The Sea of Galilee, in northeast Israel, was once a major source of freshwater. Although currently the country relies heavily on desalination and water reuse as non-conventional sources of water, and little water is withdrawn from the Sea of Galilee, it is depleted by overuse and the effects of climate change. Israel is now involved in a project to replenish the Sea of Galilee with water from its desalination plants, informs Phys.org.
The National Water Carrier, the country’s largest water project, was built in the 1960s to carry water from the Sea of Galilee to the arid south. Now the plans are to reverse the water flow towards the north, pumping surplus desalinated water which exists mainly during the winter, when it is not used for irrigation. The objectives are to maintain the ecological balance of the Sea of Galilee and to preserve it as a strategic source of water for Israel, according to Israel’s National Water Company Mekorot. Future plans would continue the system northwards to increase the supply in northern Israel. The overall investment in the project is estimated at NIS 1 billion (USD 290 million).

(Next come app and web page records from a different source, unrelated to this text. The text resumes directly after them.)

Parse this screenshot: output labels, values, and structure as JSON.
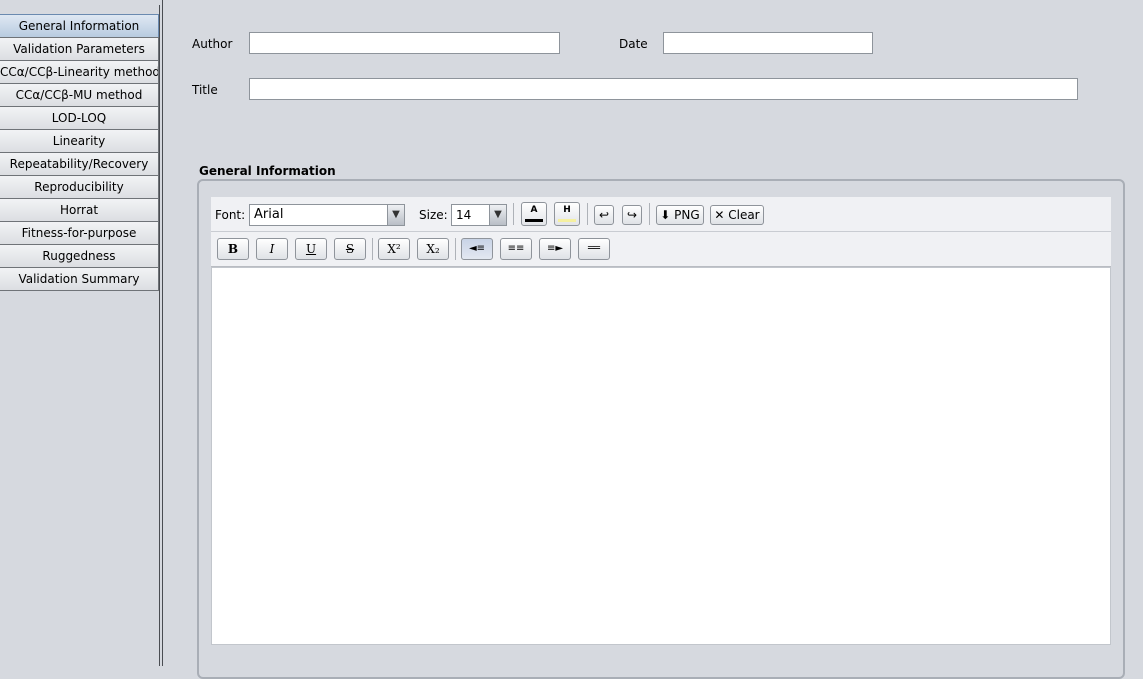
{
  "sidebar": {
    "items": [
      {
        "label": "General Information",
        "active": true
      },
      {
        "label": "Validation Parameters",
        "active": false
      },
      {
        "label": "CCα/CCβ-Linearity method",
        "active": false
      },
      {
        "label": "CCα/CCβ-MU method",
        "active": false
      },
      {
        "label": "LOD-LOQ",
        "active": false
      },
      {
        "label": "Linearity",
        "active": false
      },
      {
        "label": "Repeatability/Recovery",
        "active": false
      },
      {
        "label": "Reproducibility",
        "active": false
      },
      {
        "label": "Horrat",
        "active": false
      },
      {
        "label": "Fitness-for-purpose",
        "active": false
      },
      {
        "label": "Ruggedness",
        "active": false
      },
      {
        "label": "Validation Summary",
        "active": false
      }
    ]
  },
  "form": {
    "author_label": "Author",
    "author_value": "",
    "date_label": "Date",
    "date_value": "",
    "title_label": "Title",
    "title_value": ""
  },
  "editor": {
    "section_title": "General Information",
    "font_label": "Font:",
    "font_value": "Arial",
    "size_label": "Size:",
    "size_value": "14",
    "text_color_label": "A",
    "text_color": "#000000",
    "highlight_label": "H",
    "highlight_color": "#f5f0a0",
    "undo_icon": "↩",
    "redo_icon": "↪",
    "png_label": "⬇ PNG",
    "clear_label": "✕ Clear",
    "bold_label": "B",
    "italic_label": "I",
    "underline_label": "U",
    "strike_label": "S",
    "superscript_label": "X²",
    "subscript_label": "X₂",
    "align_left_label": "◄≡",
    "align_center_label": "≡≡",
    "align_right_label": "≡►",
    "justify_label": "══",
    "content": ""
  },
  "colors": {
    "background": "#d6d9df",
    "active_nav": "#b8cbe0",
    "editor_bg": "#ffffff"
  }
}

The project would increase the resilience of the water supply in the face of global warming and rapid population growth. The average temperature in the country has increased by 2 degrees Celsius in the past 20 years, and some models forecast 10-15 % less precipitation in the second half of this century, according to Noam Halfon, from the Israel Meteorological Service. But it also underlines the contradiction of adapting to a changing climate with energy-intensive desalination.
Israel’s desalination capacity has opened diplomatic doors in the most water-scarce region of the world. At the end of 2021, Israel and Jordan signed a water-for-energy deal brokered by the UAE, where a major solar power plant to be built in Jordan will export electricity to Israel, while an Israeli desalination plant will send water to Jordan. Earlier this year Mekorot selected a group of companies to design the future water systems in the country, not only to develop the domestic water sector, but also to supply water to neighboring countries.
At present Israel supplies water to Jordan and the Palestinian Authority pursuant to diplomatic agreements. But access to water has not improved for the Palestinian population regardless of new technologies. Only one in ten people have direct access to safe water in the Gaza Strip, and the UN Special Rapporteur on human rights in the Occupied Palestinian Territory has denounced Israeli practices in relation to water.